Ready yourselves, friends: there’s a new Austin Wintory score, and it’s somethin’ else. Pode is a cooperative puzzle game by indie team Henchman & Goon, and Mr. Wintory has provided music for it that once more demonstrates his range. With strong emphasis on atmospheric strings (in particular a pair of fiddles), Wintory crafts a meditative, melancholy soundscape that conjures intense feelings even absent the game it accompanies. If there’s a previous work of his to compare it to, it’s Abzu -- it drifts between calm and powerfully emotive in much the same manner. Highly recommended.
As always, in these roundups I tend to pass over games that don’t get official soundtrack releases -- unless, of course, the composer is so notable that I can’t help but share. In this case, the game is Mario Tennis Aces, and the composer is Motoi Sakuraba. Sakuraba is responsible for some of my favorite JRPG battle themes, including those from the Star Ocean, Valkyrie Profile, Tales, and Dark Souls series. He might seem an odd choice for a sports game, then, but Sakuraba’s contribution to Mario Tennis Aces is to make every match feel like a high-octane boss battle. There’s not likely to be an official soundtrack release here, but I want everybody to hear these amazing jams even if they don’t pick up a virtual racket.

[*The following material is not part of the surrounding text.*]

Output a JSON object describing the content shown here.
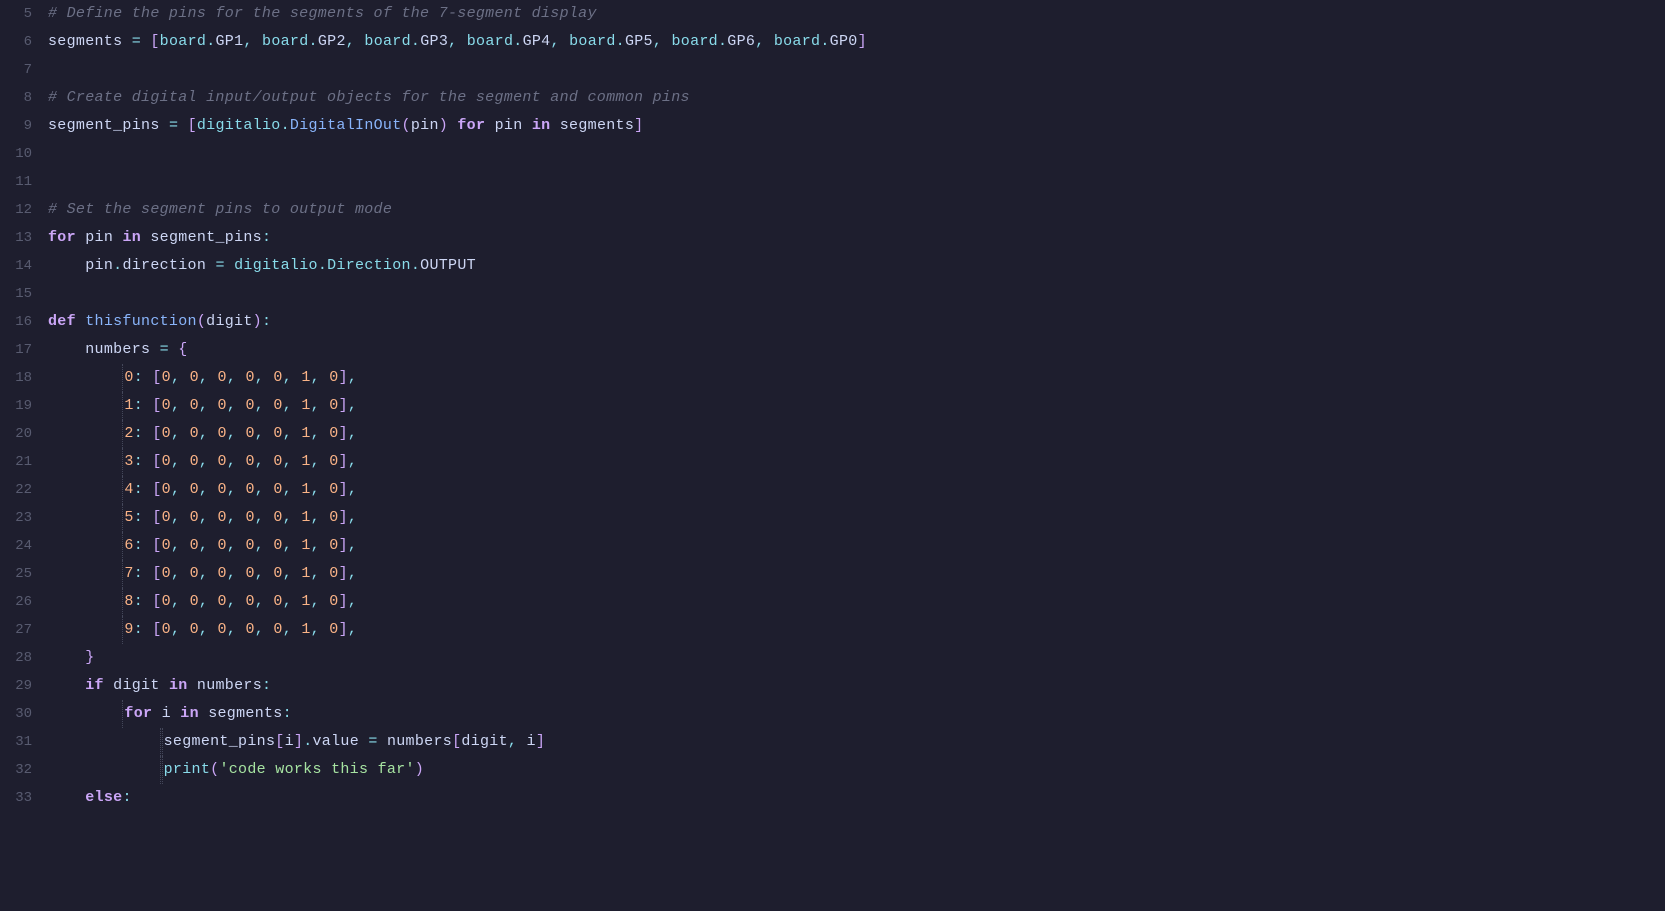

Though the game itself came out last year (and even then, to mixed reviews), the soundtrack to space strategy game Aven Colony only received a wide release this month. It’s done by Alexander Brandon, who composed the original Deus Ex, so it’s definitely worth your attention. It uses the same mix of electronic and organic elements that helped to make the Deus Ex soundtrack so compelling. Why not give it a listen now that it’s available in various places?
Just a couple more things worth bringing to your attention this month: The wonderful soundtrack to Ni no Kuni II: Revenant Kingdom, composed by the legendary Joe Hisaishi, is finally getting an official release over at Wayo. Also, HAL Laboratories have finally seen fit to put some music from the Kirby games up on iTunes and Spotify! You should check out the soundtrack to Planet Robobot (Spotify | iTunes), the 25th Anniversary Concert (Spotify | iTunes), and this awesome Memorial Arrangements album (Spotify | iTunes). Maybe this will open the door to more of Nintendo’s back catalog being available digitally!
With that, I leave you to return to my darkened office, where the AC is on full blast and so are my headphones. Check back in next month, where we’ll likely see soundtracks for Octopath Traveller, The Banner Saga 3, and who knows what else! Until then, happy listening.